[[ Given information, beginning ]]

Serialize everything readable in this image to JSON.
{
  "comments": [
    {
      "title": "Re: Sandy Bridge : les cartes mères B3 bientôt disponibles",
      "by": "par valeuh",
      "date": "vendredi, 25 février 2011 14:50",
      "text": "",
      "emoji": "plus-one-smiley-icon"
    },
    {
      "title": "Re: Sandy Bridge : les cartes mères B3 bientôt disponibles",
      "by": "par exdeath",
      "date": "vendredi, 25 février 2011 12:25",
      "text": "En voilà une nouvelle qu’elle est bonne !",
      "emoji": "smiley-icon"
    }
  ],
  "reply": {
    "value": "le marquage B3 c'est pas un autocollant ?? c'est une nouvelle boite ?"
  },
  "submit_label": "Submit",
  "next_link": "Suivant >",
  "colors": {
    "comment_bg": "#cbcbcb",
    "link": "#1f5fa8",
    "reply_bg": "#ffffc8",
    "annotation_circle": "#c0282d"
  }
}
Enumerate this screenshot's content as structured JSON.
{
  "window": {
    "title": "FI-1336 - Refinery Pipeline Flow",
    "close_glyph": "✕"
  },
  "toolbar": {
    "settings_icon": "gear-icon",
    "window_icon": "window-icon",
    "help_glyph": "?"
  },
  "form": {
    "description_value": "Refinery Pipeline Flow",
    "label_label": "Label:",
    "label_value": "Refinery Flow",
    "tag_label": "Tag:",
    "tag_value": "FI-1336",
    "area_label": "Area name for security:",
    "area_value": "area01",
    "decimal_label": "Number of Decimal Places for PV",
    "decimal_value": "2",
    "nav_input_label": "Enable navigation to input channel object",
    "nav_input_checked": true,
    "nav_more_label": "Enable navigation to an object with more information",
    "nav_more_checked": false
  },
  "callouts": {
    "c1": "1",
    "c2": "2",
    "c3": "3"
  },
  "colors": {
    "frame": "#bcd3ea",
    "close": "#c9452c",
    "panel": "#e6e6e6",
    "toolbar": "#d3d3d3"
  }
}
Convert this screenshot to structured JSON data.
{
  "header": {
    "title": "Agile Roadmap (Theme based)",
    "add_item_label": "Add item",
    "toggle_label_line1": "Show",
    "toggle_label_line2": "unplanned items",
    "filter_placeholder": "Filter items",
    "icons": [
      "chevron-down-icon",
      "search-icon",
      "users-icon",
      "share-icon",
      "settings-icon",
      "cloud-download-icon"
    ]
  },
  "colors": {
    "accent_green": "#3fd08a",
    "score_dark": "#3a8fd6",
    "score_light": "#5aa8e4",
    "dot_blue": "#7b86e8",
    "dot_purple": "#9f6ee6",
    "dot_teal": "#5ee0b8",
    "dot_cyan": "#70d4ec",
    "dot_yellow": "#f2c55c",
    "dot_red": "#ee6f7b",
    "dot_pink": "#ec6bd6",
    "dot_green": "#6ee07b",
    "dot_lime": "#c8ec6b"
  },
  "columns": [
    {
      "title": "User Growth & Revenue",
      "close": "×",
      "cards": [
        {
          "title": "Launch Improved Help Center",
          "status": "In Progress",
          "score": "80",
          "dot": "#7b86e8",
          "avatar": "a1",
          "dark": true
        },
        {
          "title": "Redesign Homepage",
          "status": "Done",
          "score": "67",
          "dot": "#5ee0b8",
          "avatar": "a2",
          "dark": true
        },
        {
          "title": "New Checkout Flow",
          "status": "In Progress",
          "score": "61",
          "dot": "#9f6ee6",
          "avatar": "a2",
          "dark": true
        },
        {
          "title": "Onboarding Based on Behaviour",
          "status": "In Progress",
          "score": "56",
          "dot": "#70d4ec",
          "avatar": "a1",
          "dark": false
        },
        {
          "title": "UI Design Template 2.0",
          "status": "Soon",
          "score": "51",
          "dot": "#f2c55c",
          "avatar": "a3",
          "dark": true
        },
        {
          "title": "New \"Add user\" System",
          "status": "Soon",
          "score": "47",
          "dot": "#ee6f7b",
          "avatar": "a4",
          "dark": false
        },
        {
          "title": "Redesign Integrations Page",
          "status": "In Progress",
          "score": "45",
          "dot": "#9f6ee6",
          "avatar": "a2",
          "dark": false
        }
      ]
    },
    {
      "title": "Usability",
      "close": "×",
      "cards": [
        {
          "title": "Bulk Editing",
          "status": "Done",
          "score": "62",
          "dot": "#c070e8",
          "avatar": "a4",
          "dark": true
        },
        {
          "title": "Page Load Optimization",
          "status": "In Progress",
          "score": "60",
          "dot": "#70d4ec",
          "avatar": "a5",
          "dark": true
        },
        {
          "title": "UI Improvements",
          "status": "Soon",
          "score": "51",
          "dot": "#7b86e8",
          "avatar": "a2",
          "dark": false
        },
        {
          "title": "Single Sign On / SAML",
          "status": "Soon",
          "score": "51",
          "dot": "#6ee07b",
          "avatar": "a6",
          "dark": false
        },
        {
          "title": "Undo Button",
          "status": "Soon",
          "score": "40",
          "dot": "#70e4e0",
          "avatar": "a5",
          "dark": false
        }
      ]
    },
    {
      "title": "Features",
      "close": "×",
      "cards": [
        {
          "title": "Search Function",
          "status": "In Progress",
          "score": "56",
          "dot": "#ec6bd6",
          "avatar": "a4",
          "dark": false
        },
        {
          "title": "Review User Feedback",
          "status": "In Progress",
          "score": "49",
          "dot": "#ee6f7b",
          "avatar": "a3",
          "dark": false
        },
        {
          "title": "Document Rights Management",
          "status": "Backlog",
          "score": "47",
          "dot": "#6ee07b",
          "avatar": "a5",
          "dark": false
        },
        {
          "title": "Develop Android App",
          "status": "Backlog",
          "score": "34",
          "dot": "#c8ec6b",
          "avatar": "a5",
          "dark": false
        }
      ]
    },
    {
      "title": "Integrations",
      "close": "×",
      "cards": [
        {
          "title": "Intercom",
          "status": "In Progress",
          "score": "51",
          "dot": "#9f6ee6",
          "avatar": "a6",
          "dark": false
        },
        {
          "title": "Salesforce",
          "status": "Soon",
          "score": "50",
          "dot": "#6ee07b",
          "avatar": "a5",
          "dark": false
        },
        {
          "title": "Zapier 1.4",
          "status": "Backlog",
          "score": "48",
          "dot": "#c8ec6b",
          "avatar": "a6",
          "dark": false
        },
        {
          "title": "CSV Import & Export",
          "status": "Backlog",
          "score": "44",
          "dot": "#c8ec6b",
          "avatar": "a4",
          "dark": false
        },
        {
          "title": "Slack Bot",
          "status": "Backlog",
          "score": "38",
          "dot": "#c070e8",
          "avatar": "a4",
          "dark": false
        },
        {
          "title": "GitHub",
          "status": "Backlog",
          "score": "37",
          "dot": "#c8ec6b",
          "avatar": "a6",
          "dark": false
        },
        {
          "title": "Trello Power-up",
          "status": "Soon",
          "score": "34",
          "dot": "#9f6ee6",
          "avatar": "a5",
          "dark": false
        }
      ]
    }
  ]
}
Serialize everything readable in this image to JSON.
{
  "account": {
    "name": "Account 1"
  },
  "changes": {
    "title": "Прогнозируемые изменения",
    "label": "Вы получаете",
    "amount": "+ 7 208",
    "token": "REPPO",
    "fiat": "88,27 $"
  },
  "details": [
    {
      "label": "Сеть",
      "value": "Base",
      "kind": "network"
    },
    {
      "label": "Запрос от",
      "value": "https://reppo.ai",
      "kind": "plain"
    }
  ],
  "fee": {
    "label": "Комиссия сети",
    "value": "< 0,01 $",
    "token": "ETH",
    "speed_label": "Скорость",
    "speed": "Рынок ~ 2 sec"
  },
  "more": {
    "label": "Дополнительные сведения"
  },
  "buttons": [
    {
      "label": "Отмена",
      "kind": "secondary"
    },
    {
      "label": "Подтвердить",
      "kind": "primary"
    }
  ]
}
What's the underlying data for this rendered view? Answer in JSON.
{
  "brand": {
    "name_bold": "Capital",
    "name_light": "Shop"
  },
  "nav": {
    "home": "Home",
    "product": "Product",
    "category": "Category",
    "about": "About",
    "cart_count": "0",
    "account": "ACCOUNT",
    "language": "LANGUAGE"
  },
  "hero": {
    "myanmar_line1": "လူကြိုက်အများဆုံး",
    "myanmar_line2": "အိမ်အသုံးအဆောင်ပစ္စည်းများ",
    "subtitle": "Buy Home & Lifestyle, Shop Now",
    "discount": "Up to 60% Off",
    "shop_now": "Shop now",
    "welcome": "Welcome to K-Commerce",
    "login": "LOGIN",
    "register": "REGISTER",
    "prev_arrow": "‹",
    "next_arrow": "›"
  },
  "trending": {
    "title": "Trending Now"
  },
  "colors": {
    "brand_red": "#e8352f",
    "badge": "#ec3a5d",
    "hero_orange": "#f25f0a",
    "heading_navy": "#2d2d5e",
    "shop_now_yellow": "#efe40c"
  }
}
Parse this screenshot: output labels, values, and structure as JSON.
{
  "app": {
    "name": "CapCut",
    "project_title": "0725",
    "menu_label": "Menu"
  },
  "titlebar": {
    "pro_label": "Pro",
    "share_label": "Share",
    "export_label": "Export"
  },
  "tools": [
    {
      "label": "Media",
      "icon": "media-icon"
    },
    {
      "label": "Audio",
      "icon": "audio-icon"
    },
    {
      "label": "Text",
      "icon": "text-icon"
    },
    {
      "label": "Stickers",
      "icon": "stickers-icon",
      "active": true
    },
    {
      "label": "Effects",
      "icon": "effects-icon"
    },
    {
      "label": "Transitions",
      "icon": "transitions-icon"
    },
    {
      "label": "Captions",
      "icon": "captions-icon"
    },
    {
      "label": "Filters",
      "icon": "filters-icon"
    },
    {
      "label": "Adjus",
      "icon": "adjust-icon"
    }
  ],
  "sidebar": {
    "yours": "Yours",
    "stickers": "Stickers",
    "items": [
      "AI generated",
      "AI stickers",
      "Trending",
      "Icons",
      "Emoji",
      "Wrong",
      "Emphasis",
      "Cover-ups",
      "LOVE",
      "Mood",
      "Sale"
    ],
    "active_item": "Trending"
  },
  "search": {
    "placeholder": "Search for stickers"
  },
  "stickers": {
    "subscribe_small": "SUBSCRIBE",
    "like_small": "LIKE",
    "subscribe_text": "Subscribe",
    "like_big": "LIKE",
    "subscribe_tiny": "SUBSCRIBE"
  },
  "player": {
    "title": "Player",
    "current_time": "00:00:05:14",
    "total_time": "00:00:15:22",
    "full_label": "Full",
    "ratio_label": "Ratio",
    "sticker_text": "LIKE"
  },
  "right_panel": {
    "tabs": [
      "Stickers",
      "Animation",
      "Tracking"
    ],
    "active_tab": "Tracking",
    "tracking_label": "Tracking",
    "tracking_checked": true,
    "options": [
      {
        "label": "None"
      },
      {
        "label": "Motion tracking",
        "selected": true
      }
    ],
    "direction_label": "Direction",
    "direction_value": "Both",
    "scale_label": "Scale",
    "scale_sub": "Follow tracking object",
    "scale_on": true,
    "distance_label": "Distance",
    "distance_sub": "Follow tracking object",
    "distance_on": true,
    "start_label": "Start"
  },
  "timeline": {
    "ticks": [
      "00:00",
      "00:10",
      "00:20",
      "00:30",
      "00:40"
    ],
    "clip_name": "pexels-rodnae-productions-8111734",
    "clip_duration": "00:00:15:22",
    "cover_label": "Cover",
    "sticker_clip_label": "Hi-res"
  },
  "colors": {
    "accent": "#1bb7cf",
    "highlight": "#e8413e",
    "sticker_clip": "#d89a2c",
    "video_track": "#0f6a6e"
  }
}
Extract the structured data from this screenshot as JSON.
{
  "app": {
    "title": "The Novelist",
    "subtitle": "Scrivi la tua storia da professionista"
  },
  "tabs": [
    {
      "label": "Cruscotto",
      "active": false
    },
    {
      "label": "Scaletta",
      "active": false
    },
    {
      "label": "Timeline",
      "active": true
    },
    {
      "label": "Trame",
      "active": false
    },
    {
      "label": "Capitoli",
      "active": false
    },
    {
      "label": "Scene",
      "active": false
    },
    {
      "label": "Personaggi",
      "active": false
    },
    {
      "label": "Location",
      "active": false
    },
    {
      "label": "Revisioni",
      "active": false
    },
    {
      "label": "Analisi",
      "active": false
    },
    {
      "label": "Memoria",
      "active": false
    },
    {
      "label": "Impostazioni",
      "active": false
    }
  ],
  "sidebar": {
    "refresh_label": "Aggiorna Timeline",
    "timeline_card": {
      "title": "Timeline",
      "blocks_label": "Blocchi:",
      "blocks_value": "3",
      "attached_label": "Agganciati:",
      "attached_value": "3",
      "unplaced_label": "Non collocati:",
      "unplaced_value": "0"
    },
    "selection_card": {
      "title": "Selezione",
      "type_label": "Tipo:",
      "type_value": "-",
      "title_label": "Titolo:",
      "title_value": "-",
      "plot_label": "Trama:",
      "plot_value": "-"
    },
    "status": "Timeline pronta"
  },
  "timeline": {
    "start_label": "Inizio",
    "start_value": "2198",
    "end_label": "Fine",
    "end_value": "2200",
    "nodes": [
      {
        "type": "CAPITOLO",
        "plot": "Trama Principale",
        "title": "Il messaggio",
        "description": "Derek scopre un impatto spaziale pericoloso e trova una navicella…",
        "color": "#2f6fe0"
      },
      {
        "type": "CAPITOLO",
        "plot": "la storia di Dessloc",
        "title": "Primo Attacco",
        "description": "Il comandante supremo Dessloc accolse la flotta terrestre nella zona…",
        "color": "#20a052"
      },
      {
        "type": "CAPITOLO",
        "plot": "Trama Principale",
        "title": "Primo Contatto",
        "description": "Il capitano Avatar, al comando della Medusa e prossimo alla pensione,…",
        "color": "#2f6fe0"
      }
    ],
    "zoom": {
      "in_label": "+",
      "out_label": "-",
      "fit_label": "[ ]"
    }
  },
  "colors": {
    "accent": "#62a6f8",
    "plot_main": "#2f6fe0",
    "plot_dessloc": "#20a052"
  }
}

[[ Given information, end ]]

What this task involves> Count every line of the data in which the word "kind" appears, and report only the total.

Your solution> 4